** Opening RECORDS TO PROCESS block **

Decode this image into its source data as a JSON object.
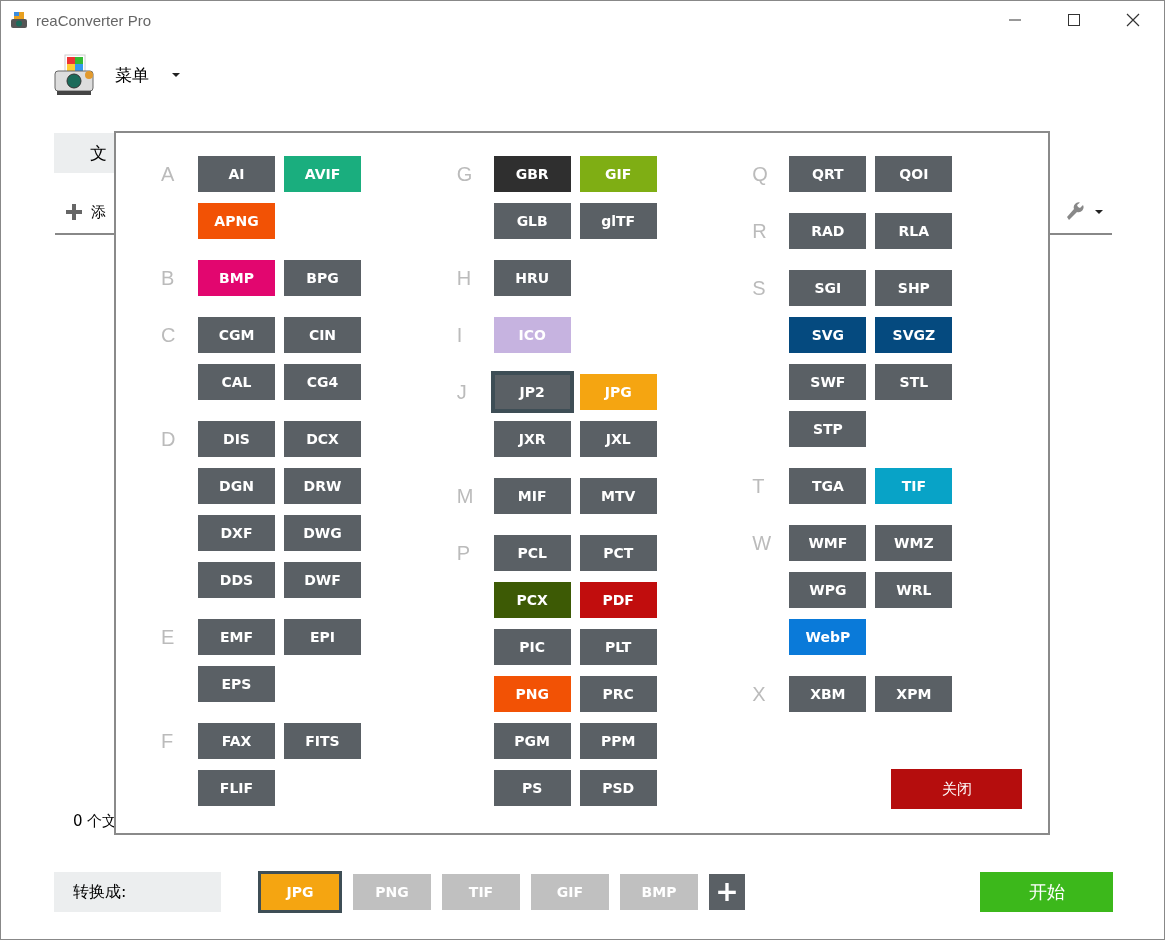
{
  "window": {
    "title": "reaConverter Pro"
  },
  "menu": {
    "label": "菜单"
  },
  "tab": {
    "label": "文"
  },
  "toolbar": {
    "add_label": "添"
  },
  "status": "0 个文",
  "format_dialog": {
    "columns": [
      [
        {
          "letter": "A",
          "formats": [
            {
              "label": "AI"
            },
            {
              "label": "AVIF",
              "color": "#1aae7e"
            },
            {
              "label": "APNG",
              "color": "#f25205"
            }
          ]
        },
        {
          "letter": "B",
          "formats": [
            {
              "label": "BMP",
              "color": "#e2066f"
            },
            {
              "label": "BPG"
            }
          ]
        },
        {
          "letter": "C",
          "formats": [
            {
              "label": "CGM"
            },
            {
              "label": "CIN"
            },
            {
              "label": "CAL"
            },
            {
              "label": "CG4"
            }
          ]
        },
        {
          "letter": "D",
          "formats": [
            {
              "label": "DIS"
            },
            {
              "label": "DCX"
            },
            {
              "label": "DGN"
            },
            {
              "label": "DRW"
            },
            {
              "label": "DXF"
            },
            {
              "label": "DWG"
            },
            {
              "label": "DDS"
            },
            {
              "label": "DWF"
            }
          ]
        },
        {
          "letter": "E",
          "formats": [
            {
              "label": "EMF"
            },
            {
              "label": "EPI"
            },
            {
              "label": "EPS"
            }
          ]
        },
        {
          "letter": "F",
          "formats": [
            {
              "label": "FAX"
            },
            {
              "label": "FITS"
            },
            {
              "label": "FLIF"
            }
          ]
        }
      ],
      [
        {
          "letter": "G",
          "formats": [
            {
              "label": "GBR",
              "color": "#2f2f2f"
            },
            {
              "label": "GIF",
              "color": "#7fae14"
            },
            {
              "label": "GLB"
            },
            {
              "label": "glTF"
            }
          ]
        },
        {
          "letter": "H",
          "formats": [
            {
              "label": "HRU"
            }
          ]
        },
        {
          "letter": "I",
          "formats": [
            {
              "label": "ICO",
              "color": "#c6b3e0"
            }
          ]
        },
        {
          "letter": "J",
          "formats": [
            {
              "label": "JP2",
              "focused": true
            },
            {
              "label": "JPG",
              "color": "#f5a511"
            },
            {
              "label": "JXR"
            },
            {
              "label": "JXL"
            }
          ]
        },
        {
          "letter": "M",
          "formats": [
            {
              "label": "MIF"
            },
            {
              "label": "MTV"
            }
          ]
        },
        {
          "letter": "P",
          "formats": [
            {
              "label": "PCL"
            },
            {
              "label": "PCT"
            },
            {
              "label": "PCX",
              "color": "#3d5a05"
            },
            {
              "label": "PDF",
              "color": "#c10d0d"
            },
            {
              "label": "PIC"
            },
            {
              "label": "PLT"
            },
            {
              "label": "PNG",
              "color": "#f25205"
            },
            {
              "label": "PRC"
            },
            {
              "label": "PGM"
            },
            {
              "label": "PPM"
            },
            {
              "label": "PS"
            },
            {
              "label": "PSD"
            }
          ]
        }
      ],
      [
        {
          "letter": "Q",
          "formats": [
            {
              "label": "QRT"
            },
            {
              "label": "QOI"
            }
          ]
        },
        {
          "letter": "R",
          "formats": [
            {
              "label": "RAD"
            },
            {
              "label": "RLA"
            }
          ]
        },
        {
          "letter": "S",
          "formats": [
            {
              "label": "SGI"
            },
            {
              "label": "SHP"
            },
            {
              "label": "SVG",
              "color": "#054a7f"
            },
            {
              "label": "SVGZ",
              "color": "#054a7f"
            },
            {
              "label": "SWF"
            },
            {
              "label": "STL"
            },
            {
              "label": "STP"
            }
          ]
        },
        {
          "letter": "T",
          "formats": [
            {
              "label": "TGA"
            },
            {
              "label": "TIF",
              "color": "#08a3c7"
            }
          ]
        },
        {
          "letter": "W",
          "formats": [
            {
              "label": "WMF"
            },
            {
              "label": "WMZ"
            },
            {
              "label": "WPG"
            },
            {
              "label": "WRL"
            },
            {
              "label": "WebP",
              "color": "#0a7ad9"
            }
          ]
        },
        {
          "letter": "X",
          "formats": [
            {
              "label": "XBM"
            },
            {
              "label": "XPM"
            }
          ]
        }
      ]
    ],
    "close_button": "关闭"
  },
  "convert_bar": {
    "label": "转换成:",
    "formats": [
      {
        "label": "JPG",
        "selected": true
      },
      {
        "label": "PNG",
        "selected": false
      },
      {
        "label": "TIF",
        "selected": false
      },
      {
        "label": "GIF",
        "selected": false
      },
      {
        "label": "BMP",
        "selected": false
      }
    ],
    "add_button": "+"
  },
  "start_button": "开始"
}
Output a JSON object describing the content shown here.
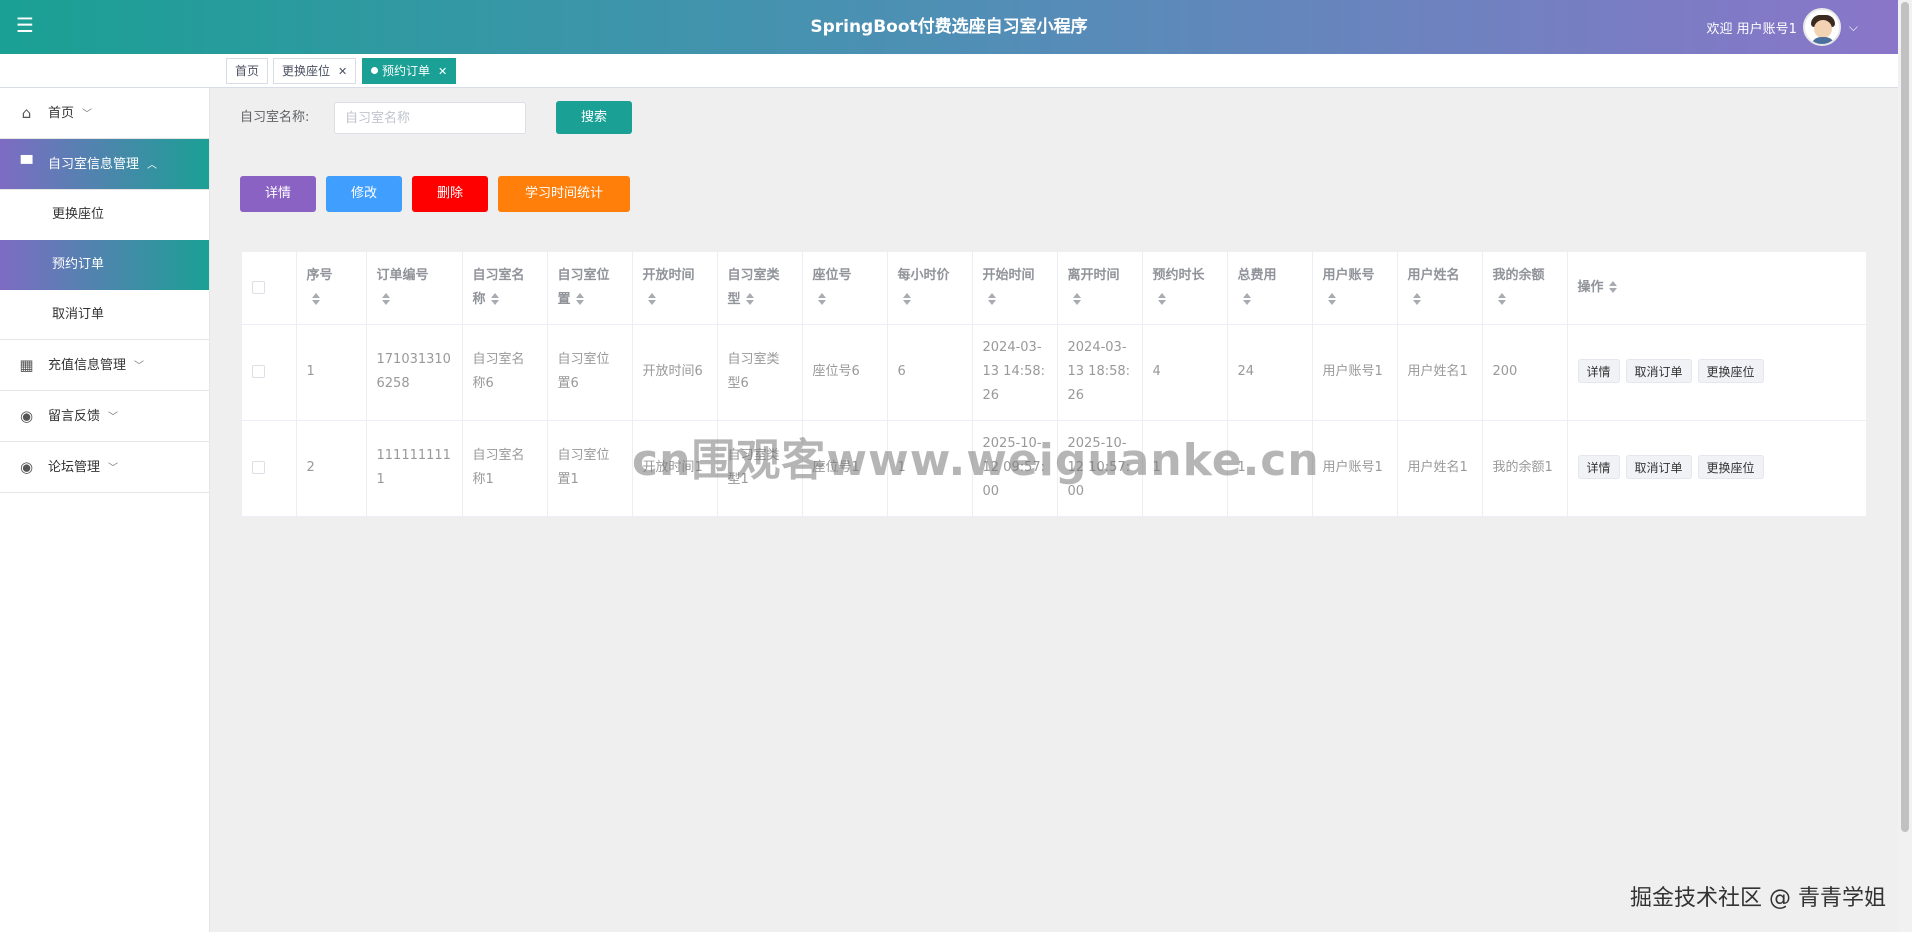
{
  "header": {
    "title": "SpringBoot付费选座自习室小程序",
    "welcome": "欢迎 用户账号1"
  },
  "tags": [
    {
      "label": "首页"
    },
    {
      "label": "更换座位"
    },
    {
      "label": "预约订单"
    }
  ],
  "sidebar": {
    "items": [
      {
        "label": "首页",
        "icon": "home-icon"
      },
      {
        "label": "自习室信息管理",
        "icon": "store-icon"
      },
      {
        "label": "更换座位"
      },
      {
        "label": "预约订单"
      },
      {
        "label": "取消订单"
      },
      {
        "label": "充值信息管理",
        "icon": "building-icon"
      },
      {
        "label": "留言反馈",
        "icon": "circle-icon"
      },
      {
        "label": "论坛管理",
        "icon": "circle-icon"
      }
    ]
  },
  "search": {
    "label": "自习室名称:",
    "placeholder": "自习室名称",
    "button": "搜索"
  },
  "toolbar": {
    "detail": "详情",
    "edit": "修改",
    "delete": "删除",
    "stats": "学习时间统计"
  },
  "table": {
    "headers": [
      "序号",
      "订单编号",
      "自习室名称",
      "自习室位置",
      "开放时间",
      "自习室类型",
      "座位号",
      "每小时价",
      "开始时间",
      "离开时间",
      "预约时长",
      "总费用",
      "用户账号",
      "用户姓名",
      "我的余额",
      "操作"
    ],
    "rows": [
      [
        "1",
        "1710313106258",
        "自习室名称6",
        "自习室位置6",
        "开放时间6",
        "自习室类型6",
        "座位号6",
        "6",
        "2024-03-13 14:58:26",
        "2024-03-13 18:58:26",
        "4",
        "24",
        "用户账号1",
        "用户姓名1",
        "200"
      ],
      [
        "2",
        "1111111111",
        "自习室名称1",
        "自习室位置1",
        "开放时间1",
        "自习室类型1",
        "座位号1",
        "1",
        "2025-10-12 09:57:00",
        "2025-10-12 10:57:00",
        "1",
        "1",
        "用户账号1",
        "用户姓名1",
        "我的余额1"
      ]
    ],
    "row_actions": {
      "detail": "详情",
      "cancel": "取消订单",
      "change_seat": "更换座位"
    }
  },
  "watermark": "cn围观客www.weiguanke.cn",
  "footer_mark": "掘金技术社区 @ 青青学姐",
  "colors": {
    "accent": "#1aa094",
    "purple": "#8962c4",
    "blue": "#409eff",
    "red": "#ff0000",
    "orange": "#ff7f0a"
  }
}
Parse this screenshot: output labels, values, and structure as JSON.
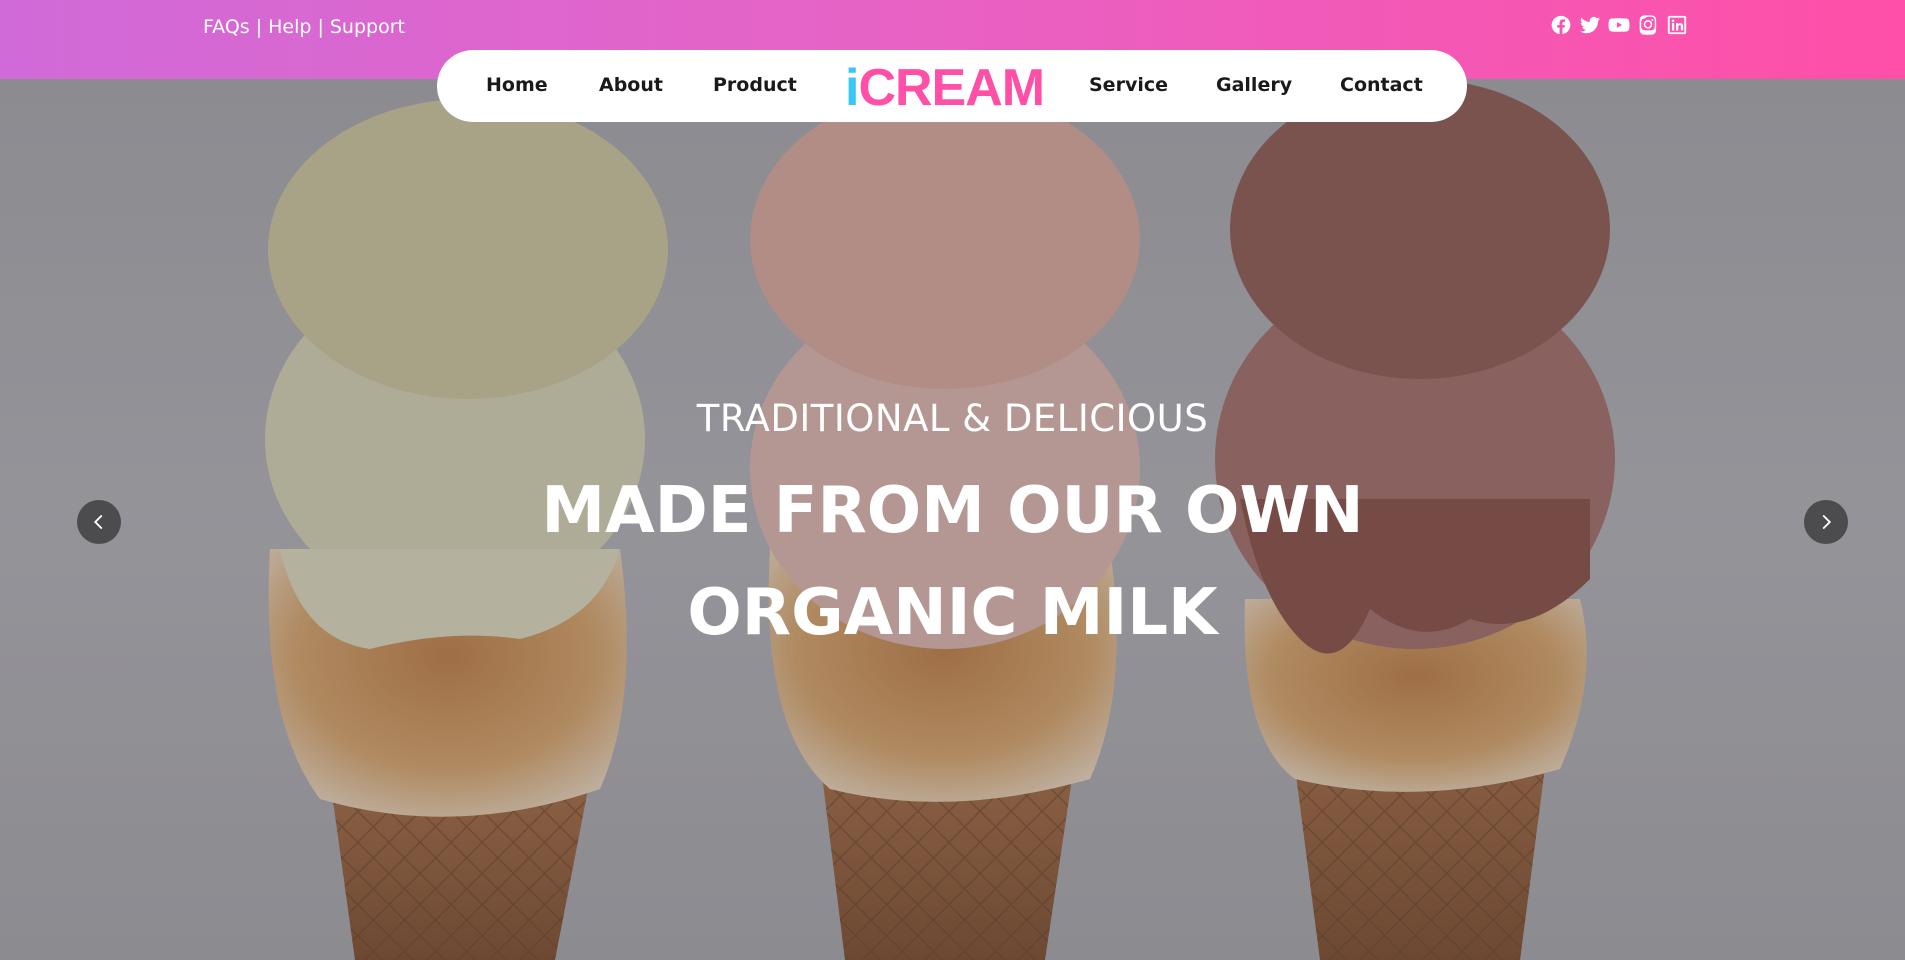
{
  "topbar": {
    "links": [
      "FAQs",
      "Help",
      "Support"
    ],
    "separator": "|",
    "socials": [
      "facebook-icon",
      "twitter-icon",
      "youtube-icon",
      "instagram-icon",
      "linkedin-icon"
    ],
    "gradient": [
      "#d06ad8",
      "#ff4fa7"
    ]
  },
  "nav": {
    "items_left": [
      "Home",
      "About",
      "Product"
    ],
    "items_right": [
      "Service",
      "Gallery",
      "Contact"
    ],
    "logo_first": "i",
    "logo_rest": "CREAM",
    "logo_colors": {
      "i": "#38c6f4",
      "rest": "#ff4fa7"
    }
  },
  "hero": {
    "subtitle": "TRADITIONAL & DELICIOUS",
    "title_line1": "MADE FROM OUR OWN",
    "title_line2": "ORGANIC MILK",
    "prev_icon": "chevron-left-icon",
    "next_icon": "chevron-right-icon"
  }
}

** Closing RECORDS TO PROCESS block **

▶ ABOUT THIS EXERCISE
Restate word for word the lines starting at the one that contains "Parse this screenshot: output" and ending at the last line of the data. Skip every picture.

▶ TASK ANSWER
Parse this screenshot: output labels, values, and structure as JSON.
{
  "topbar": {
    "links": [
      "FAQs",
      "Help",
      "Support"
    ],
    "separator": "|",
    "socials": [
      "facebook-icon",
      "twitter-icon",
      "youtube-icon",
      "instagram-icon",
      "linkedin-icon"
    ],
    "gradient": [
      "#d06ad8",
      "#ff4fa7"
    ]
  },
  "nav": {
    "items_left": [
      "Home",
      "About",
      "Product"
    ],
    "items_right": [
      "Service",
      "Gallery",
      "Contact"
    ],
    "logo_first": "i",
    "logo_rest": "CREAM",
    "logo_colors": {
      "i": "#38c6f4",
      "rest": "#ff4fa7"
    }
  },
  "hero": {
    "subtitle": "TRADITIONAL & DELICIOUS",
    "title_line1": "MADE FROM OUR OWN",
    "title_line2": "ORGANIC MILK",
    "prev_icon": "chevron-left-icon",
    "next_icon": "chevron-right-icon"
  }
}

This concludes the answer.